Why doesn’t CarFax provide alerts for potentially troubling car history data, or provide a score based on the vehicle history? Like many business decisions, there are several contributing factors and, in this case, each should make car buying consumers question the value of the report and whether CarFax has their best interests in mind. Indeed, the same factors may even open an opportunity for a more nimble competitor to rethink the market, rebuild the reports and redesign the industry.
The car-buying public is not CarFax’s primary customer. CarFax—which controls an estimated 90% of the auto title history market—built its empire by penning exclusive agreements with numerous auto manufacturers and their certified pre-owned programs, as well as auto classified outfits such as Auto Trader and Cars.com. The vast majority of CarFax reports are purchased by the people certifying or selling used cars, and then provided to the buying public for free. Why? Because a clean CarFax report provides a consumer confidence that they are getting what they pay for. As we saw in yesterday’s posts here and here, however, the CarFax report offers only raw data, no analysis, and the consumer’s confidence is not always earned.
The fact is, CarFax’s primary customers like the reports minimal. CarFax specifically calls out only the worst case cars (such as titles branded Salvage or Flood), which smoothes the sales process and provides consumers with a perception of quality despite minimal due diligence and no analysis. To this end, CarFax is not truly a research tool for consumers, but a sales tool designed to reduce friction in the used car market. If CarFax went out of its way to raise flags for questionable history, the pool of purchasers for the car would diminish as would the value of the car. If CarFax provided a score, its dominance in the market would likely set up de facto diminishing tiered pricing based on the score range, and likely give more false positives than negatives. As it is, if a CarFax shows a title branded as Salvaged or Flood, the car’s resale value is almost nothing. If CarFax provided a more robust title history analysis, the first casualty would be the bottom line of their best customers.
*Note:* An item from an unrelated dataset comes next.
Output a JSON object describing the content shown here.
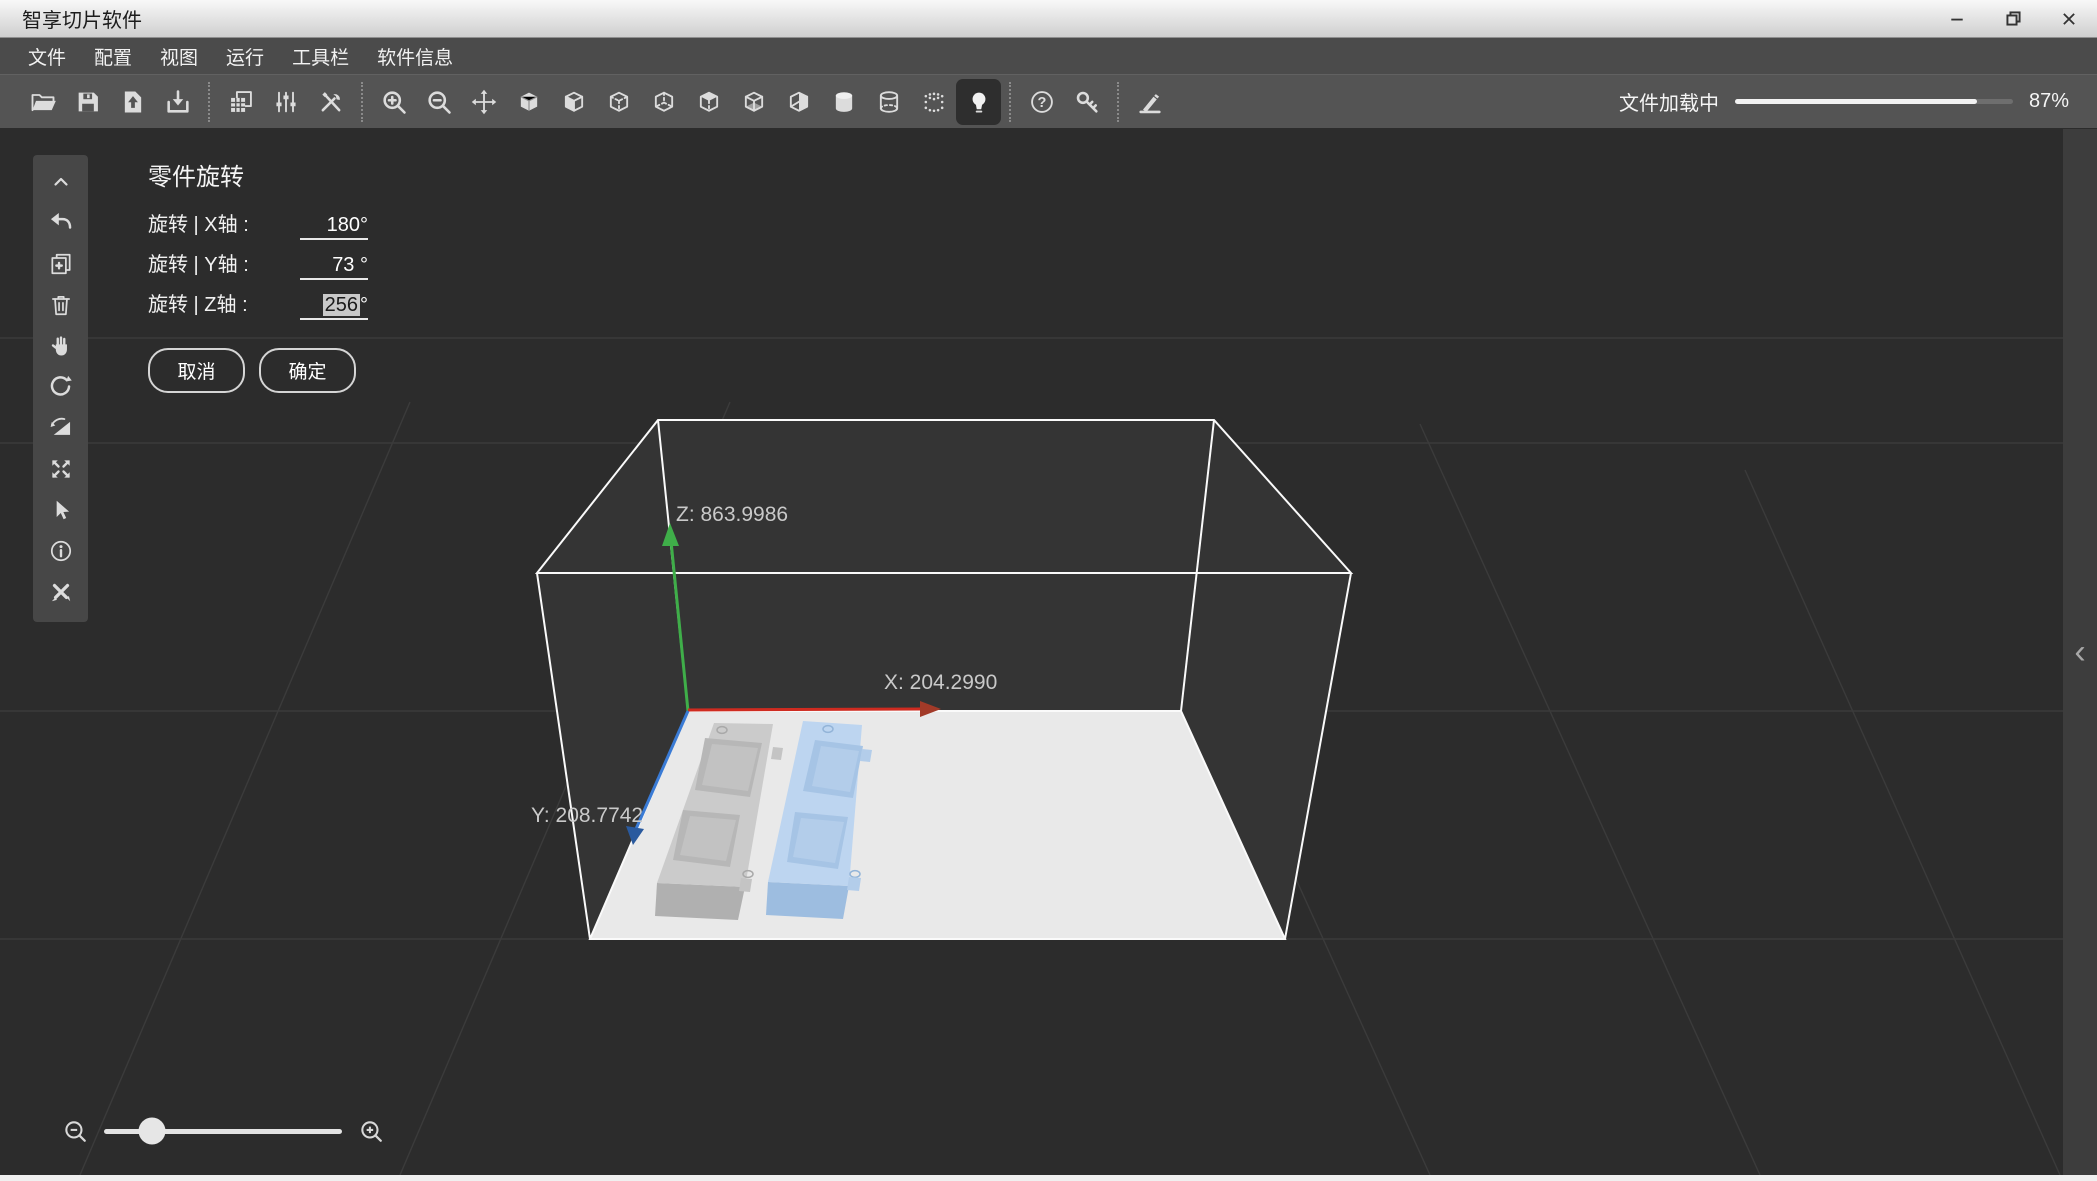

Interestingly enough, auto dealerships—who are begrudgingly one of CarFax’s primary customers— have recently come out against CarFax reports as unreliable. The most public outcry is voiced in an antitrust lawsuit (Maxon Hyundai Mazda NYLSI Inc. d/b/a/ Sunrise Toyota et al. v. CarFax Inc., case number 13-cv-2680, in the U.S. District Court for the Southern District of New York) currently supported by nearly 600 dealerships around the country. While dealerships certainly stand to gain from the lack of analysis in CarFax reports, that benefit appears outweighed by the squeeze put on dealers resulting from CarFax’s sweetheart deals with OEMs, certified pre-owned programs and auto classifieds. With each of those entities only recognizing CarFax reports, the suit alleges CarFax often charges dealers five times as much as competing title history providers. In the effort to unseat CarFax from this alleged monopoly, consumers have found an unlikely ally in the dealers who now claim CarFax reports are unreliable and subject dealers to unnecessary litigation. Whether the dealer’s arguments find traction is yet to be seen, but in the meantime, have no doubt that despite their protests, dealers will milk as much value from the shroud of quality CarFax confers.
In all of this, the consumer gets lost, both figuratively and literally. The reports are not the best product for consumers, but are instead designed to facilitate sales. The reports also provide raw data with no analysis. While many consumers will meaningfully interpret the data, many more will see the lack of obvious alerts as a stamp of approval. It would be no easy feat to develop an algorithm to detect questionable data in a title history and thus provide meaningful analysis, but not impossible. Through their antitrust claims discussed above, hundreds of dealerships are unwittingly creating a market for precisely such a product. Indeed, from a public relations and litigation perspective, dealerships (and OEMs to some degree) could benefit from helping support or design a product which ensures transparency in auto deals, and would likely see a decline in auto fraud litigation costs as a result. Even better, if a title-history product had organic growth based on consumer transparency creating mutual benefit to consumer and business alike, the sheen of CarFax’s gold-standard perception would fade, and the gravity of exclusivity agreements diminish.
Certainly this article does not cover the title history industry with sufficient depth, and the solution proposed above is oversimplified; however the point is that consumers and industry need not accept the status quo. The innumerable lawsuits filed by consumers for defects in cars hidden or undisclosed in title reports coupled with the antitrust lawsuit by dealers reveal the title history industry as broken, or at the very least damaged. Given that rare agreement by major players on both sides of such a common, yet critical transaction, there is no question this industry is ready for redesign.
This is the same problem with investment analysts and accounting firms. Accounting firms are audited by the people who pay them, not an independent third party. Part of the reason that Groupon’s S-1 filing was so full of flaws was that Ernst & Young was being paid by Groupon. Keeping the customer happy comes into play.